CreatedJune 30, 1779
Author(s)General Sir Henry Clinton
PurposeTo encourage slaves to run away and enlist in the British Armed Forces

The Philipsburg Proclamation is a historical document issued by British Army General Sir Henry Clinton on June 30, 1779 intended to encourage slaves to run away and enlist in the Royal Forces.[1][2]

The proclamation extended the scope of Dunmore's Proclamation, issued four years earlier by Virginia's last Royal governor, Lord Dunmore, granting freedom to slaves in Virginia willing to serve the Royal forces. The new document, issued from Clinton's temporary headquarters at the Philipsburg Manor House in Westchester County, New York, proclaimed all slaves in the newly established United States belonging to American Patriots free, regardless of their willingness to fight for the Crown.[3] It further promised protection, freedom and land to any slaves who left their master.[4]

The move was one of desperation on the part of the British, who realized that the Revolution was not going in their favor.[5] In a way it was too successful: so many slaves escaped (over 5,000 from Georgia alone), that Clinton ordered many to return to their masters.[6][7][8] Following the war, about 3,000 former slaves were relocated to Nova Scotia,[9] where they were known as Black Loyalists. Many continued on to Sierra Leone, where they established Freetown, its capital.

See also[edit]

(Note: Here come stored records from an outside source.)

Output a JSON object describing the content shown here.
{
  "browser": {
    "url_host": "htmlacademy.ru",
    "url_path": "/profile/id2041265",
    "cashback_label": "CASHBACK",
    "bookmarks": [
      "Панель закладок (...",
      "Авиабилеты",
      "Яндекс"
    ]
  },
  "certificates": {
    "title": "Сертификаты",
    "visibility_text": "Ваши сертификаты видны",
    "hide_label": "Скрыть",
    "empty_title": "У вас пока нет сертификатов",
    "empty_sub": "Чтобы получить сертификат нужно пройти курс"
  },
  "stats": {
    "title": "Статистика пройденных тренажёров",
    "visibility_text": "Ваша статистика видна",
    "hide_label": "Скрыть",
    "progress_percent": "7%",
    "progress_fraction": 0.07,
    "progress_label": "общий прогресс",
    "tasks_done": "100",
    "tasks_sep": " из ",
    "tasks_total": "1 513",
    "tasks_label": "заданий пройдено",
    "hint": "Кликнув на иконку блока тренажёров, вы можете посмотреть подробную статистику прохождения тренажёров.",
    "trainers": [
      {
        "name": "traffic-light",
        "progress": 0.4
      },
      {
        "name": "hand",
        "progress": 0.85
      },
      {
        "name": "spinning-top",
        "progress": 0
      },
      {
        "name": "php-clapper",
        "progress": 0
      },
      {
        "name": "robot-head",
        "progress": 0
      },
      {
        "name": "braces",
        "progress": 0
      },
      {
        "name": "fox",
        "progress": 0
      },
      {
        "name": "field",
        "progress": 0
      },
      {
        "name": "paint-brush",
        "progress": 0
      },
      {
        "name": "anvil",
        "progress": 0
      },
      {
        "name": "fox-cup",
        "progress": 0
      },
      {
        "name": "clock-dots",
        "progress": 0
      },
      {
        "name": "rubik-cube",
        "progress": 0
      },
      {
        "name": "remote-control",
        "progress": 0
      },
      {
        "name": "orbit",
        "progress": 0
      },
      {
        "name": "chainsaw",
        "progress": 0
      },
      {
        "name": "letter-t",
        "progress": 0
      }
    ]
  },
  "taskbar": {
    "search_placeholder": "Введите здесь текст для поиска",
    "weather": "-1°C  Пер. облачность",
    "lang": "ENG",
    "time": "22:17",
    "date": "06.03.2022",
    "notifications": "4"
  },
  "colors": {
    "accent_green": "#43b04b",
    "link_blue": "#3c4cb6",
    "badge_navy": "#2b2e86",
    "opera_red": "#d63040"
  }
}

  1. ^ Carnahan, Burrus M. (2007). Act of Justice: Lincoln's Emancipation Proclamation and the Law of War. University Press of Kentucky. p. 18. ISBN 0-8131-2463-8.
  2. ^ "REVOLUTIONARY WAR3/Sir Henry Clinton's Philipsburg Proclamation, June 30, 1779.jpg". Retrieved 2007-10-07.
  3. ^ "The Philipsburg Proclamation". Archived from the original on 2007-11-17. Retrieved 2007-10-07.
  4. ^ Hilvers, Julie. "Freedom Bound: Black Loyalists". Archived from the original on November 23, 2007. Retrieved 2007-10-07.
  5. ^ "Who were the Black Loyalists?". Archived from the original on 2007-10-24. Retrieved 2007-10-07.
  6. ^ Poplack, Shana (2001). African American English in the Diaspora. Blackwell Publishing. pp. 41–42. ISBN 0-631-21266-3.
  7. ^ Davis, David Brion (2006). Inhuman Bondage: The Rise and Fall of Slavery in the New World. Oxford University Press. p. 150. ISBN 0-19-514073-7.
  8. ^ Brown, Christopher Leslie (2006). Arming Slaves: From Classical Times to the Modern Age. Yale University Press. p. 190. ISBN 0-300-10900-8.
  9. ^ Brooks, Joanna (2002). Face Zion Forward: First Writers of the Black Atlantic, 1785–1798. UPNE. p. 6. ISBN 1-55553-540-2.